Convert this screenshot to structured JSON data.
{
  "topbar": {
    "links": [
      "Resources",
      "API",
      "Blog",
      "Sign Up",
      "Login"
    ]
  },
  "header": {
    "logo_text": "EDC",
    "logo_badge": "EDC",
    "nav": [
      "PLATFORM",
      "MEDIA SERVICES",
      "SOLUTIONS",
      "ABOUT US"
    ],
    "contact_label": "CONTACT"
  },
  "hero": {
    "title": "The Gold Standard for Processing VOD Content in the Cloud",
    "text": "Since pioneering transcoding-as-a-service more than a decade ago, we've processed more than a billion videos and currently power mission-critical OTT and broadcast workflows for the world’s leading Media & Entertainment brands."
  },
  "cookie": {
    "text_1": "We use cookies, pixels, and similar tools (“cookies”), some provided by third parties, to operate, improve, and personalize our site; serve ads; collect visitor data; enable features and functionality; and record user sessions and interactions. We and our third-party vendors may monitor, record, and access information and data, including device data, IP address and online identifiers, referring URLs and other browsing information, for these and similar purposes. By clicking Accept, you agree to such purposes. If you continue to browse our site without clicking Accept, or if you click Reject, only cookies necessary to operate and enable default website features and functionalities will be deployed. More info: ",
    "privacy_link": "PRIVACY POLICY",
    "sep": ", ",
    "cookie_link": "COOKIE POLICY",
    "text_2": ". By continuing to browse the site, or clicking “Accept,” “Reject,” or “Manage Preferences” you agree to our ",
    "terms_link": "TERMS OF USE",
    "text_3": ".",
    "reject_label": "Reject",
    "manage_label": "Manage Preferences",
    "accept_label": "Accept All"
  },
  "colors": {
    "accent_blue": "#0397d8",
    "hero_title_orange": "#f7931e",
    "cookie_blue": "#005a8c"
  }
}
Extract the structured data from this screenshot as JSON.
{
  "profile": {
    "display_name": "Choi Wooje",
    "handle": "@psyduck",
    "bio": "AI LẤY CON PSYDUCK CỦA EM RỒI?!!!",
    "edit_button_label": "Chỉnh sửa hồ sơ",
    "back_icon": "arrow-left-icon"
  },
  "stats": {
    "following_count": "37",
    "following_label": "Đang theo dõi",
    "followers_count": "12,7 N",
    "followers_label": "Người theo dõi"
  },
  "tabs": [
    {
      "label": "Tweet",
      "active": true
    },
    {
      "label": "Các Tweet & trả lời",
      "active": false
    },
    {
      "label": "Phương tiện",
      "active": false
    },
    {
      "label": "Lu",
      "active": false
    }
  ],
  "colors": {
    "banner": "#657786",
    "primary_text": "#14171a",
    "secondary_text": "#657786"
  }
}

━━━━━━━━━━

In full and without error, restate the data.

Task solution:
Convert this screenshot to structured JSON data.
{
  "topbar": {
    "links": [
      "Resources",
      "API",
      "Blog",
      "Sign Up",
      "Login"
    ]
  },
  "header": {
    "logo_text": "EDC",
    "logo_badge": "EDC",
    "nav": [
      "PLATFORM",
      "MEDIA SERVICES",
      "SOLUTIONS",
      "ABOUT US"
    ],
    "contact_label": "CONTACT"
  },
  "hero": {
    "title": "The Gold Standard for Processing VOD Content in the Cloud",
    "text": "Since pioneering transcoding-as-a-service more than a decade ago, we've processed more than a billion videos and currently power mission-critical OTT and broadcast workflows for the world’s leading Media & Entertainment brands."
  },
  "cookie": {
    "text_1": "We use cookies, pixels, and similar tools (“cookies”), some provided by third parties, to operate, improve, and personalize our site; serve ads; collect visitor data; enable features and functionality; and record user sessions and interactions. We and our third-party vendors may monitor, record, and access information and data, including device data, IP address and online identifiers, referring URLs and other browsing information, for these and similar purposes. By clicking Accept, you agree to such purposes. If you continue to browse our site without clicking Accept, or if you click Reject, only cookies necessary to operate and enable default website features and functionalities will be deployed. More info: ",
    "privacy_link": "PRIVACY POLICY",
    "sep": ", ",
    "cookie_link": "COOKIE POLICY",
    "text_2": ". By continuing to browse the site, or clicking “Accept,” “Reject,” or “Manage Preferences” you agree to our ",
    "terms_link": "TERMS OF USE",
    "text_3": ".",
    "reject_label": "Reject",
    "manage_label": "Manage Preferences",
    "accept_label": "Accept All"
  },
  "colors": {
    "accent_blue": "#0397d8",
    "hero_title_orange": "#f7931e",
    "cookie_blue": "#005a8c"
  }
}
Extract the structured data from this screenshot as JSON.
{
  "profile": {
    "display_name": "Choi Wooje",
    "handle": "@psyduck",
    "bio": "AI LẤY CON PSYDUCK CỦA EM RỒI?!!!",
    "edit_button_label": "Chỉnh sửa hồ sơ",
    "back_icon": "arrow-left-icon"
  },
  "stats": {
    "following_count": "37",
    "following_label": "Đang theo dõi",
    "followers_count": "12,7 N",
    "followers_label": "Người theo dõi"
  },
  "tabs": [
    {
      "label": "Tweet",
      "active": true
    },
    {
      "label": "Các Tweet & trả lời",
      "active": false
    },
    {
      "label": "Phương tiện",
      "active": false
    },
    {
      "label": "Lu",
      "active": false
    }
  ],
  "colors": {
    "banner": "#657786",
    "primary_text": "#14171a",
    "secondary_text": "#657786"
  }
}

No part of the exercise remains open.